The National Veteran Business Development Council is the only third-party organization that can provide VOSB or SDVOSB certs, aside from the SBA and VA. The NVBDC is a nonprofit organization formed by veterans to help veteran-owned businesses get into the supply chain.
Its corporate partners include the likes of Ford, Excelon, Honda, IBM, and Johnson and Johnson. There are frequent events and roundtables dedicated to fostering the connection between these corporate clients and veteran-owned businesses that can serve as their suppliers.
5. NAVOBA certification
The National Veteran-Owned Business Association provides a certification that is good for two years and is honored by a large and increasingly larger number of Fortune 1000 Companies. There are also non-profits, state governments, and local governments that honor this certification. NAVOBA itself is a 501(c)3 nonprofit that is dedicated to providing veteran-owned businesses with the opportunity to participate in the supply chain.
This certification not only affords a veteran entrepreneur the ability to win more business through certification, but it accelerates that possibility by providing networking opportunities with its 135 corporate allies.
What Is the Verification Process for Certifying as a Veteran-Owned Business?
The process of certifying your business through the VA starts with an intake, which includes validating your status as a veteran, collecting required information about the business, and a welcome phone call.
A case analyst will then review the material, giving the veteran a chance to respond to any issues before forwarding it to a federal review team. This team will conduct a quality check of the case analyst’s report before submitting it to the CVE director, who will make the final decision.
In 2023, the application process will move to the SBA. Note that the self-selecting process on the SAM.gov website will be significantly streamlined, but in order to obtain an SDVOSB, disabled veterans will still need to show proof of their condition’s service-related nature from their discharge papers.
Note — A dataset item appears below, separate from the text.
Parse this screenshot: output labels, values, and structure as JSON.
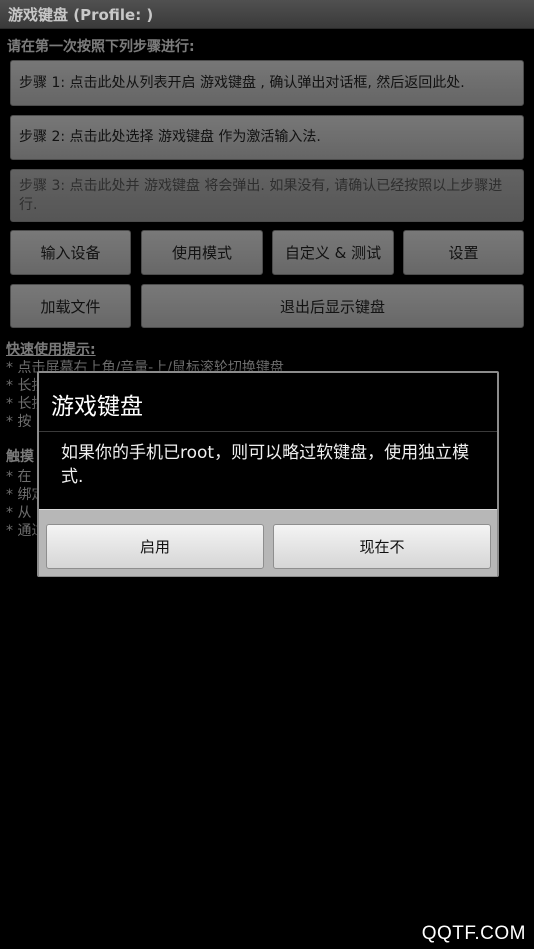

The process for getting your business certified as a Veteran-Owned Business or Service-Disabled Veteran-Owned Business through the NVBDC or NAVOBA will also differ, so if either of those certifications appeals to you, you might want to check their websites for the specifics of the process.
Do I need a VOSB Cert to get a Business Loan?
In most cases, you will need a VOSB or SDVOSB to get one of the many VA small business loans that are available to assist Veteran business owners with operational capital. So in addition to the contractual and marketing benefits of these certs, it’s also easier to get affordable funding geared toward veteran-owned businesses.
Benefits of Being a Veteran-Owned Business
Veteran-owned businesses can benefit from getting their business certified. In addition to winning more contracts with government entities and other businesses, they can boost their consumer engagement because Americans love veteran-owned businesses.
Like any type of government paperwork, the process for getting officially certified by the SBA or VA can seem a little intimidating, but since it’s free, it’s well worth the time. Veteran-owned business certifications are just one of the many veterans benefits that the government offers service members transitioning to civilian life.